But there’s also a daffy innocence to Witch: Though the film does include a a few shocking acts of violence — including a scene in which a young boy is killed by a Silver Shamrock mask, turning his head into a lumpy, bug-covered pulp — it’s nowhere near as gory as some of the slasher films that dominated the era (including the grisly Halloween II). In fact, it feels closer to classic British sci-fi/horror combos of of the ’60s — not surprising, consider its first screenwriter was Nigel Kneale, who wrote the classic Alan Quatermass series. Had it not been released under the Halloween banner, it could have very well have been a cult hit from the get-go. “There’s definitely a Schrödinger’s cat alternate-reality in which Halloween III is a massive hit, and we never got movies like Halloween: H20 or Halloween: Resurrection,” says Barrett.
Instead, it’s only in recent years that viewers have fully glommed on to Season of the Witch, a movement that began in the late ’90s, when the film’s brooding, electro-pop score (composed by Carpenter and Alan Howarth) was rediscovered by music fans. Tracks like “Chariots of Pumpkins” and “First Chase” are full of creeping synths, spare beats, and gothic-pop melodies, and sound as though they could have been recorded yesterday. ”It’s an incredible piece of music,” says British record-label owner Spencer Hickman. “It stands out with anything being released today by those leading the field of electronic music, whether it’s by Aphex Twin or Boards of Canada.”
In 2012, Hickman’s label, Death Waltz Recording Co. — which was recently acquired by cult-culture emporium Mondo — released a deluxe vinyl version of the soundtrack, which quickly sold out (a new version was reissued earlier this month). And a souped-up Blu-ray edition of the film was one of the first titles from Scream Factory, the horror-movie imprint from respected pop-archeology label Shout Factory. “It’s interesting that now is when this movie has its resurgence,” says Barrett. “It does feel like society is finally ready for the weird experiment that Halloween III is.”
For Wallace, who was heartbroken by Season of the Witch’s initial reception, the delayed vindication has been welcome. A few years ago, he began attending festivals, where he was greeted by fans of not only his later work — including the TV-movie adaptation of Stephen King’s It — but by Season of the Witch aficionados.

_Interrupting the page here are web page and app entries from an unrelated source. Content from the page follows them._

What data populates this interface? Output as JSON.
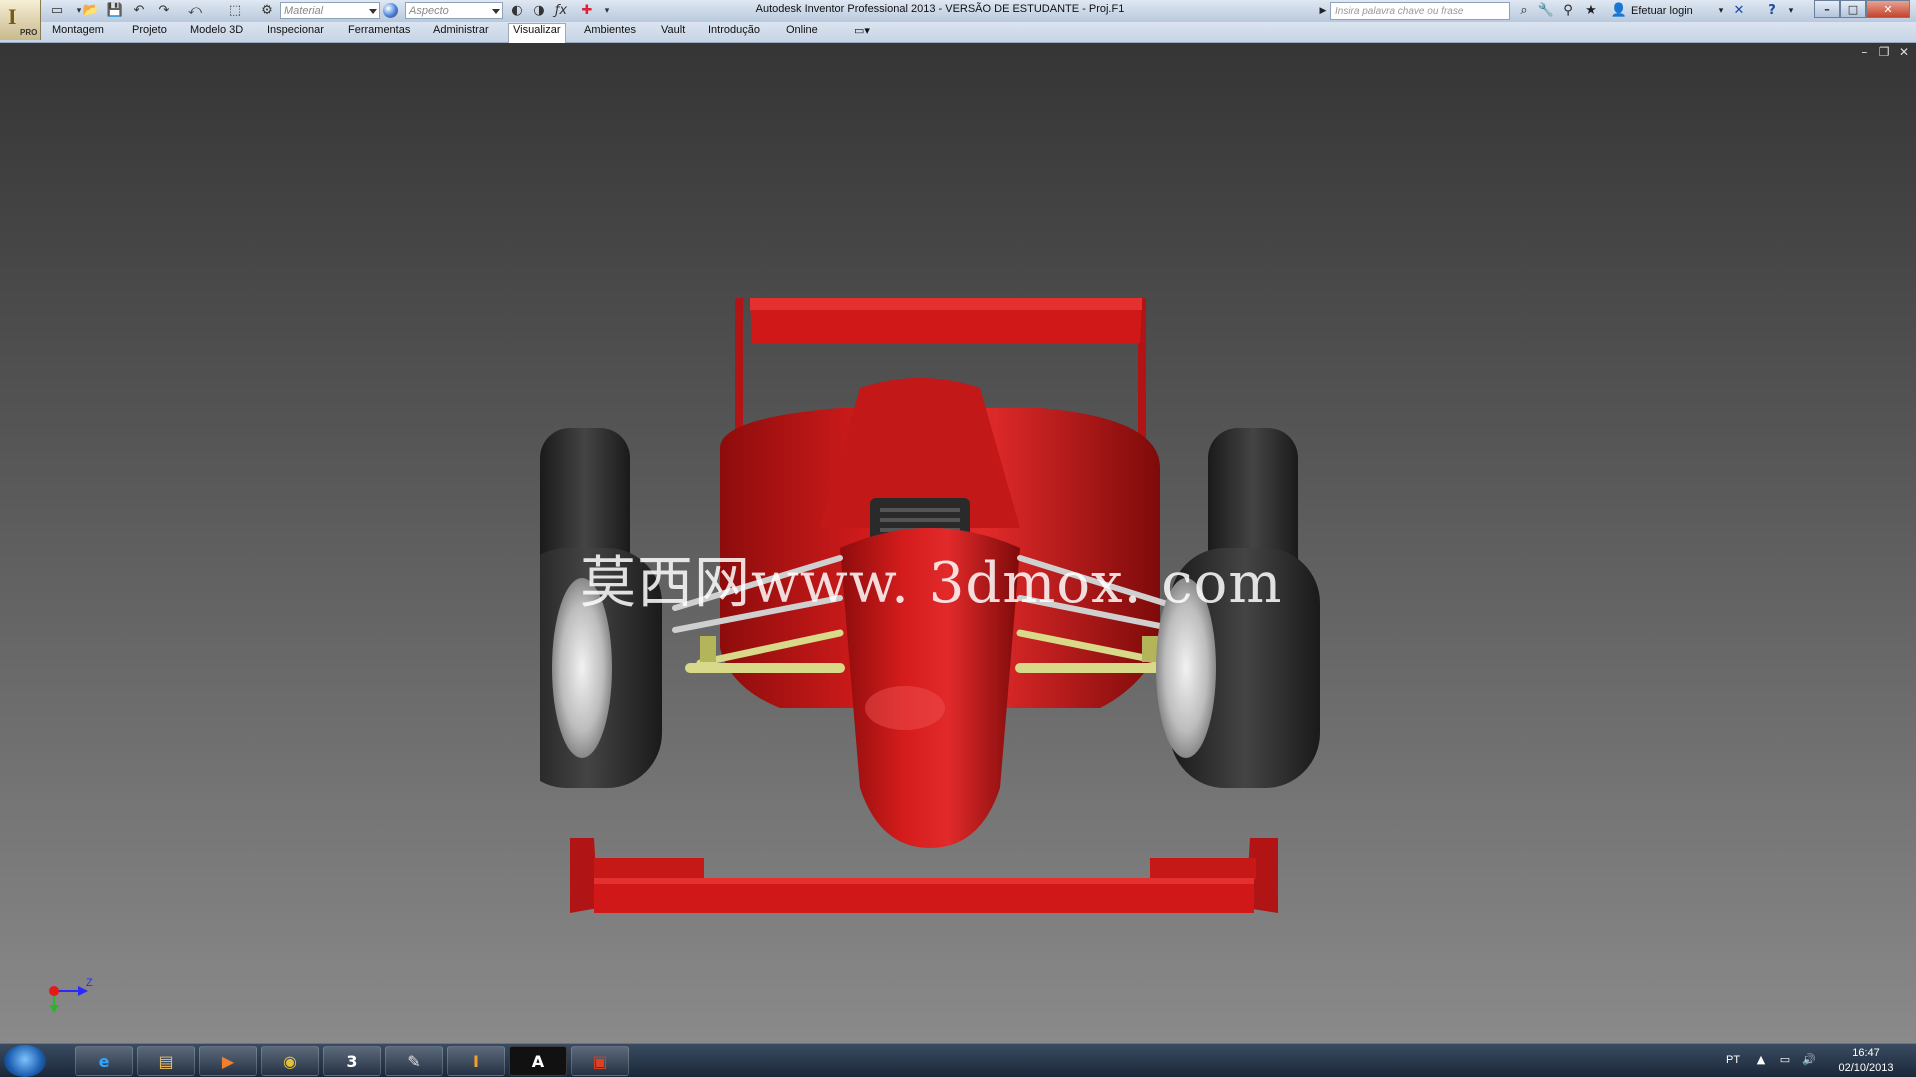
{
  "app": {
    "logo_letter": "I",
    "edition_badge": "PRO",
    "window_title": "Autodesk Inventor Professional 2013 - VERSÃO DE ESTUDANTE - Proj.F1"
  },
  "quick_access": {
    "material_placeholder": "Material",
    "appearance_placeholder": "Aspecto",
    "icons": [
      "new-icon",
      "open-icon",
      "save-icon",
      "undo-icon",
      "redo-icon",
      "return-icon",
      "select-icon",
      "update-icon",
      "material-combo",
      "appearance-combo",
      "measure-icon",
      "parameters-icon",
      "add-icon"
    ]
  },
  "help": {
    "search_placeholder": "Insira palavra chave ou frase",
    "login_label": "Efetuar login"
  },
  "menu_tabs": [
    {
      "label": "Montagem"
    },
    {
      "label": "Projeto"
    },
    {
      "label": "Modelo 3D"
    },
    {
      "label": "Inspecionar"
    },
    {
      "label": "Ferramentas"
    },
    {
      "label": "Administrar"
    },
    {
      "label": "Visualizar",
      "active": true
    },
    {
      "label": "Ambientes"
    },
    {
      "label": "Vault"
    },
    {
      "label": "Introdução"
    },
    {
      "label": "Online"
    }
  ],
  "viewport": {
    "watermark": "莫西网www. 3dmox. com",
    "axis_label": "Z",
    "model_color": "#d11818"
  },
  "taskbar": {
    "apps": [
      "internet-explorer",
      "file-explorer",
      "media-player",
      "chrome",
      "3ds-max",
      "paint",
      "inventor",
      "autocad",
      "presentation"
    ],
    "language": "PT",
    "time": "16:47",
    "date": "02/10/2013"
  },
  "colors": {
    "titlebar": "#c7d4e5",
    "car_red": "#d11818",
    "tire": "#2a2a2a",
    "suspension_yellow": "#d9d98a"
  }
}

"They’d walk up and say, ‘Hey, I know people bad-mouth Halloween III, but I think it’s great,’ Wallace recalls. “That just became the line. Now when I go to these festivals, people come up, and say, “Hey, I know—”, and I stop them and say, ‘You don’t have to say that anymore.’ Halloween III found its audience. There a lot of us out there who think it’s a pretty darn good movie.”